Part 3

If the pellets are excessively dusty they should be sieved before feeding.

Hay: There are a number of types of hay and all vary in their composition. Hay should smell sweet (not musty), have been harvested in correct weather conditions from young grasses and have plenty of leaf.

Ryegrass, meadowgrass, timothy, clover, lucerne or alfalfa are all ideal. Sun dried lucerne (or alfalfa as it is known in America and Australia) is rich in protein, calcium and vitamin A , the lucerne I feed comes from South Africa and distributed by Simple Systems www.simplesystem.co.uk)

Timothy is higher in crude fibre and much relished by house rabbits .

Another good product is Readigrass (Spillers), a pure dried grass which has a 15% protein and 32% fibre. A useful guide to hay can be found in VirginiaRichardson's Rabbits Health, Husbandry & Diseases and includes this chart:

Hay type Protein Fibre Calcium
Lucerne

16%

28%

1.5%

Grass Hay

14%

31%

0.4%

Timothy

8%

30%

0.5%

Wheat straw

3%

35%

0.2%

A nutritious hay can be made for free from nettles. John Sandford described it in his book as "the best of all hays" see harvesting instructions on page 9.

Water: The rabbit¡¯s daily water consumption is about 10% of its body weight (except in lactating does who will consume more than 1 litre per day so water should be supplied ad lib).

If using bottles check frequently for leakages as apart from anything else this can lead to a type of moist dermatitis. A rabbit that is used to a drinking bowl may refuse to drink from a bottle and become dehydrated, so it is important to check that any new rabbit is drinking adequately.

Treats: Hard baked bread is relished, also pieces of fresh fruit and some vegetable peelings. Most types of wild greens. Bark and leaves (from trees like willow) are particularly enjoyed; Chocolate biscuits and other types of sweet "treats" do more harm than good and are an absolute no-no.

Vitamins

Vitamins A & B are found in greenfoods and fish liver oils. A deficiency may cause reproductive failures, poor growth and a susceptibility to certain diseases and nervous disorders, although this is rare.

Vitamin C: a valuable nutrient found in most greenfoods and sythensised by the rabbit itself.

Vitamin D: once the scourge of rabbit keepers being responsible for cases of rickets, the modern healthy rabbit that has access to sunlight and produces the vitamin itself.

Vitamin E: present in greenfoods and cereal grains.

Caecotrophy Explained

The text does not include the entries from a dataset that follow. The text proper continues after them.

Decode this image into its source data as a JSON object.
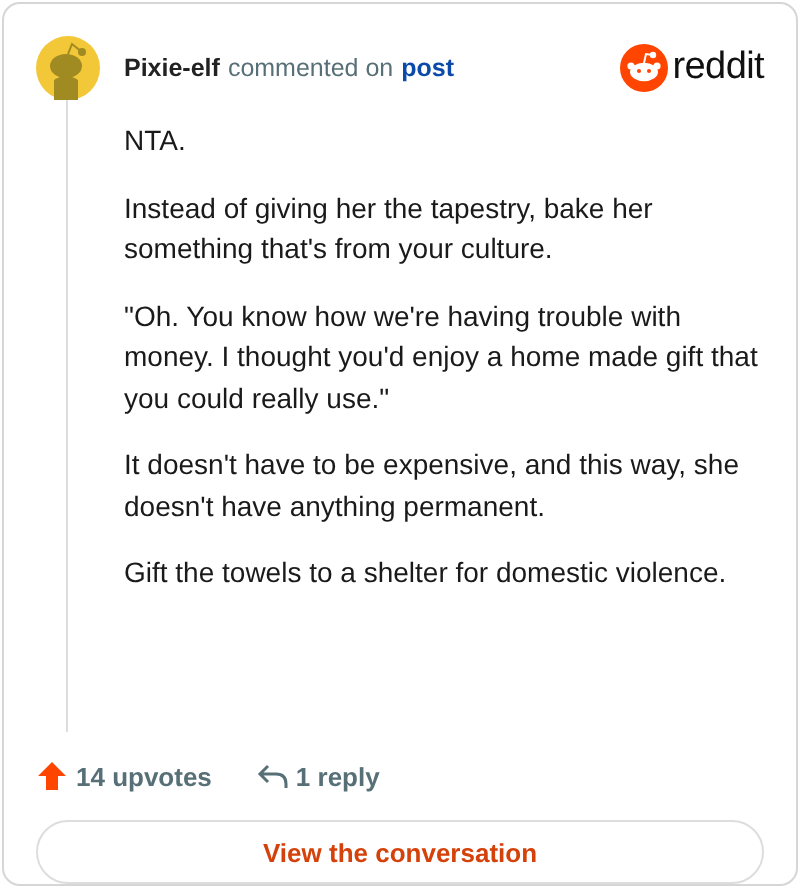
{
  "header": {
    "username": "Pixie-elf",
    "action": "commented on",
    "link": "post",
    "brand": "reddit"
  },
  "comment": {
    "paragraphs": [
      "NTA.",
      "Instead of giving her the tapestry, bake her something that's from your culture.",
      "\"Oh. You know how we're having trouble with money. I thought you'd enjoy a home made gift that you could really use.\"",
      "It doesn't have to be expensive, and this way, she doesn't have anything permanent.",
      "Gift the towels to a shelter for domestic violence."
    ]
  },
  "footer": {
    "upvotes": "14 upvotes",
    "replies": "1 reply",
    "button": "View the conversation"
  }
}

In 1882 a French veterinary scientist (Charles Morot) published a paper showing that rabbits produced two kinds of faecal pellets, one of which they reingest. One is the hard pellet that is seen on the floor of the hutch, and the other is a soft pellet - called caecotrophes - which is rarely seen as it is taken from the anus and reingested. The significance of this discovery was not realised until many years later.

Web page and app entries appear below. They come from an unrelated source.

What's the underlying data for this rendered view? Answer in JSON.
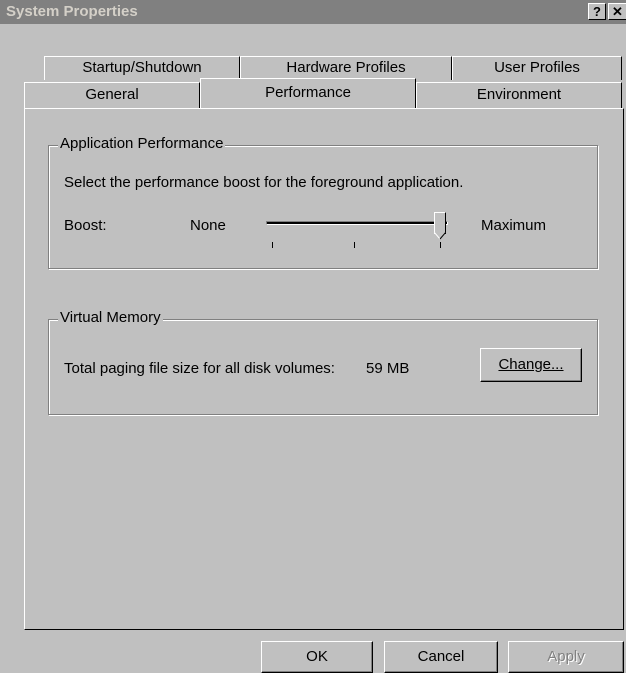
{
  "window": {
    "title": "System Properties",
    "help_button": "?",
    "close_button": "✕"
  },
  "tabs": {
    "back_row": [
      "Startup/Shutdown",
      "Hardware Profiles",
      "User Profiles"
    ],
    "front_row": [
      "General",
      "Performance",
      "Environment"
    ],
    "active": "Performance"
  },
  "app_performance": {
    "group_label": "Application Performance",
    "description": "Select the performance boost for the foreground application.",
    "boost_label": "Boost:",
    "min_label": "None",
    "max_label": "Maximum",
    "slider_level": "Maximum"
  },
  "virtual_memory": {
    "group_label": "Virtual Memory",
    "paging_label": "Total paging file size for all disk volumes:",
    "paging_value": "59 MB",
    "change_button": "Change..."
  },
  "dialog_buttons": {
    "ok": "OK",
    "cancel": "Cancel",
    "apply": "Apply"
  }
}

Morot had realised that food eaten by the rabbit rapidly reaches the stomach where it remains for several hours before being gradually introduced into the small intestine, where the particles that have not been broken down by enzymatic action pass into the caecum.

The content of the caecum - bacteria and large and small food particles that have not been broken down - gradually enters the colon where the particles become surrounded by mucus and form into a string of soft pellets known as caecotrophes.

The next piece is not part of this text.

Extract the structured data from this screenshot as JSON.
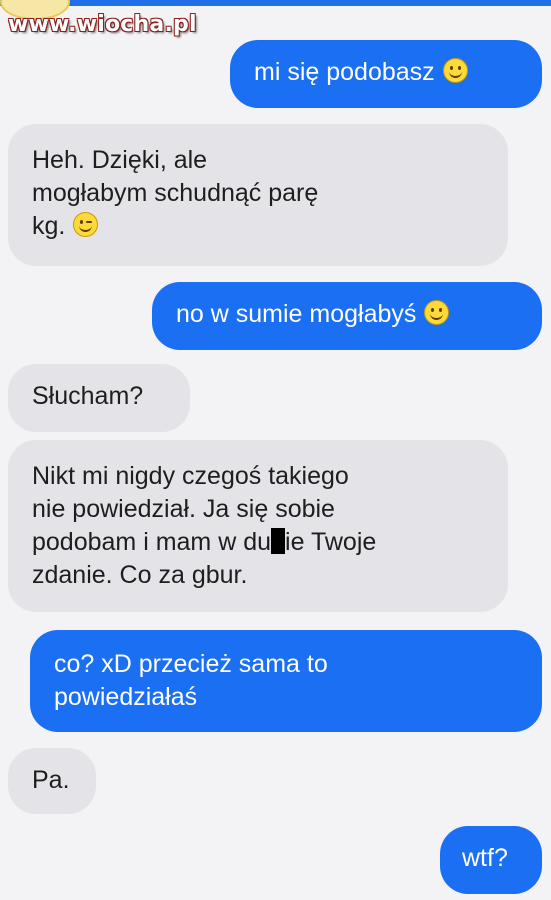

So the rabbit's colon contains two types of excrement: the hard pellets that are expelled from the anus onto the hutch floor - and the soft pellets which are sucked from the anus and swallowed by the rabbit. Within several hours large numbers of these reingested pellets remain in the stomach, a process that from beginning to end can last for around twenty-four hours.

It is rare to see caecotrophs on the hutch floor - if you do it may be that the diet is unsuitable or that the rabbit is over-eating.

Good Stockmanship

The golden rule to caring for this nonstop eating machine is to feed "little and often".

If the food or water pot is full at the end of the day immediate action should be taken to find out why.

It goes without saying that rabbits that are kept in unsanitary housing, under or over fed, fed irregularly or with the wrong food will quickly lose condition, or succumb to illness.